### TASK ITEM
What lines below hold the string "JSON"? Copy them all.

### THE DATA

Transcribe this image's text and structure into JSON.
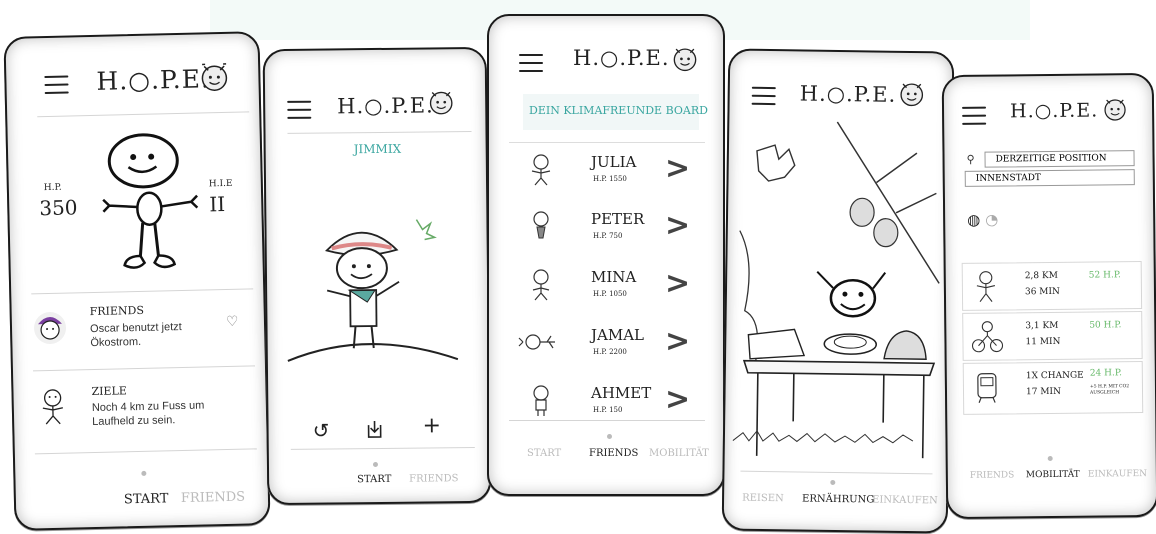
{
  "app": {
    "logo": "H.○.P.E."
  },
  "s1": {
    "hp_label": "H.P.",
    "hp_value": "350",
    "hi_label": "H.I.E",
    "hi_value": "II",
    "friends_title": "FRIENDS",
    "friends_text": "Oscar benutzt jetzt Ökostrom.",
    "ziele_title": "ZIELE",
    "ziele_text": "Noch 4 km zu Fuss um Laufheld zu sein.",
    "tabs": [
      "START",
      "FRIENDS"
    ]
  },
  "s2": {
    "name": "JIMMIX",
    "tabs": [
      "START",
      "FRIENDS"
    ]
  },
  "s3": {
    "board_title": "DEIN KLIMAFREUNDE BOARD",
    "friends": [
      {
        "name": "JULIA",
        "hp": "H.P. 1550"
      },
      {
        "name": "PETER",
        "hp": "H.P. 750"
      },
      {
        "name": "MINA",
        "hp": "H.P. 1050"
      },
      {
        "name": "JAMAL",
        "hp": "H.P. 2200"
      },
      {
        "name": "AHMET",
        "hp": "H.P. 150"
      }
    ],
    "chevron": ">",
    "tabs": [
      "START",
      "FRIENDS",
      "MOBILITÄT"
    ]
  },
  "s4": {
    "tabs": [
      "REISEN",
      "ERNÄHRUNG",
      "EINKAUFEN"
    ]
  },
  "s5": {
    "position_label": "DERZEITIGE POSITION",
    "position_value": "INNENSTADT",
    "trips": [
      {
        "dist": "2,8 KM",
        "time": "36 MIN",
        "hp": "52 H.P.",
        "note": ""
      },
      {
        "dist": "3,1 KM",
        "time": "11 MIN",
        "hp": "50 H.P.",
        "note": ""
      },
      {
        "dist": "1X CHANGE",
        "time": "17 MIN",
        "hp": "24 H.P.",
        "note": "+5 H.P. MIT CO2 AUSGLEICH"
      }
    ],
    "tabs": [
      "FRIENDS",
      "MOBILITÄT",
      "EINKAUFEN"
    ]
  },
  "colors": {
    "teal": "#3aa6a0",
    "green": "#67b96a",
    "ink": "#222222",
    "muted": "#bbbbbb"
  }
}
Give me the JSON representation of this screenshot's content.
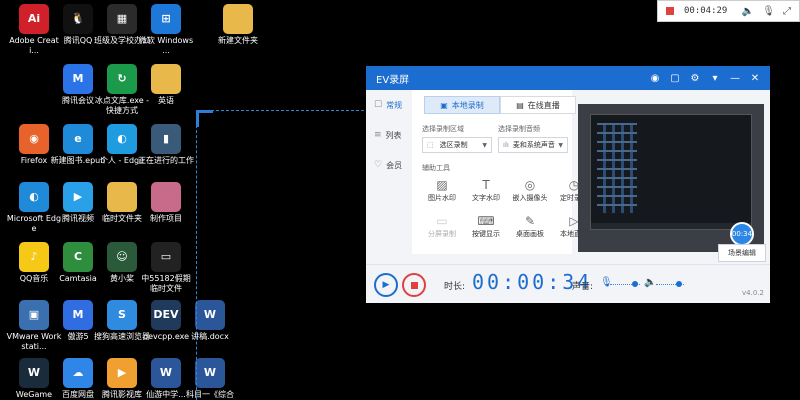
{
  "desktop": {
    "icons": [
      {
        "label": "Adobe Creati...",
        "glyph": "Ai",
        "color": "#d0202a"
      },
      {
        "label": "腾讯QQ",
        "glyph": "🐧",
        "color": "#111111"
      },
      {
        "label": "班级及学校办公",
        "glyph": "▦",
        "color": "#2b2b2b"
      },
      {
        "label": "微软 Windows ...",
        "glyph": "⊞",
        "color": "#1e78d7"
      },
      {
        "label": "新建文件夹",
        "glyph": "",
        "color": "#e8b84a"
      },
      {
        "label": "腾讯会议",
        "glyph": "M",
        "color": "#2a74e8"
      },
      {
        "label": "冰点文库.exe - 快捷方式",
        "glyph": "↻",
        "color": "#1a9a4a"
      },
      {
        "label": "英语",
        "glyph": "",
        "color": "#e8b84a"
      },
      {
        "label": "Firefox",
        "glyph": "◉",
        "color": "#e8632b"
      },
      {
        "label": "新建图书.epub",
        "glyph": "e",
        "color": "#1f8ad8"
      },
      {
        "label": "个人 - Edge",
        "glyph": "◐",
        "color": "#1f9be0"
      },
      {
        "label": "正在进行的工作",
        "glyph": "▮",
        "color": "#3a5a7a"
      },
      {
        "label": "Microsoft Edge",
        "glyph": "◐",
        "color": "#1f8ad8"
      },
      {
        "label": "腾讯视频",
        "glyph": "▶",
        "color": "#29a0e8"
      },
      {
        "label": "临时文件夹",
        "glyph": "",
        "color": "#e8b84a"
      },
      {
        "label": "制作项目",
        "glyph": "",
        "color": "#c86b8a"
      },
      {
        "label": "QQ音乐",
        "glyph": "♪",
        "color": "#f5c915"
      },
      {
        "label": "Camtasia",
        "glyph": "C",
        "color": "#2e8e3e"
      },
      {
        "label": "黄小桨",
        "glyph": "☺",
        "color": "#2a5a3a"
      },
      {
        "label": "中55182假期临时文件",
        "glyph": "▭",
        "color": "#222222"
      },
      {
        "label": "VMware Workstati...",
        "glyph": "▣",
        "color": "#3a6fb0"
      },
      {
        "label": "傲游5",
        "glyph": "M",
        "color": "#2f6de0"
      },
      {
        "label": "搜狗高速浏览器",
        "glyph": "S",
        "color": "#2e8be0"
      },
      {
        "label": "devcpp.exe",
        "glyph": "DEV",
        "color": "#1f3a5a"
      },
      {
        "label": "讲稿.docx",
        "glyph": "W",
        "color": "#2b579a"
      },
      {
        "label": "WeGame",
        "glyph": "W",
        "color": "#1a2b3c"
      },
      {
        "label": "百度网盘",
        "glyph": "☁",
        "color": "#2f86e6"
      },
      {
        "label": "腾讯影视库",
        "glyph": "▶",
        "color": "#f0a030"
      },
      {
        "label": "仙游中学...",
        "glyph": "W",
        "color": "#2b579a"
      },
      {
        "label": "科目一《综合",
        "glyph": "W",
        "color": "#2b579a"
      }
    ]
  },
  "minibar": {
    "time": "00:04:29",
    "icons": [
      "speaker-icon",
      "mic-icon",
      "expand-icon"
    ]
  },
  "ev": {
    "title": "EV录屏",
    "sidebar": [
      {
        "label": "常规",
        "icon": "☐"
      },
      {
        "label": "列表",
        "icon": "≡"
      },
      {
        "label": "会员",
        "icon": "♡"
      }
    ],
    "tabs": {
      "local": "本地录制",
      "live": "在线直播"
    },
    "region_label": "选择录制区域",
    "region_value": "选区录制",
    "audio_label": "选择录制音频",
    "audio_value": "麦和系统声音",
    "tools_label": "辅助工具",
    "tools": [
      {
        "label": "图片水印",
        "icon": "▨",
        "enabled": true
      },
      {
        "label": "文字水印",
        "icon": "T",
        "enabled": true
      },
      {
        "label": "嵌入摄像头",
        "icon": "◎",
        "enabled": true
      },
      {
        "label": "定时录制",
        "icon": "◷",
        "enabled": true
      },
      {
        "label": "分屏录制",
        "icon": "▭",
        "enabled": false
      },
      {
        "label": "按键显示",
        "icon": "⌨",
        "enabled": true
      },
      {
        "label": "桌面画板",
        "icon": "✎",
        "enabled": true
      },
      {
        "label": "本地直播",
        "icon": "▷",
        "enabled": true
      }
    ],
    "preview_badge": "00:34",
    "scene_button": "场景编辑",
    "time_label": "时长:",
    "timer": "00:00:34",
    "audio_bar_label": "声音:",
    "version": "v4.0.2"
  }
}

### SOLUTION TO THE PROBLEM
Transcribe this image's text and structure into JSON.
Give me the JSON representation of this screenshot's content.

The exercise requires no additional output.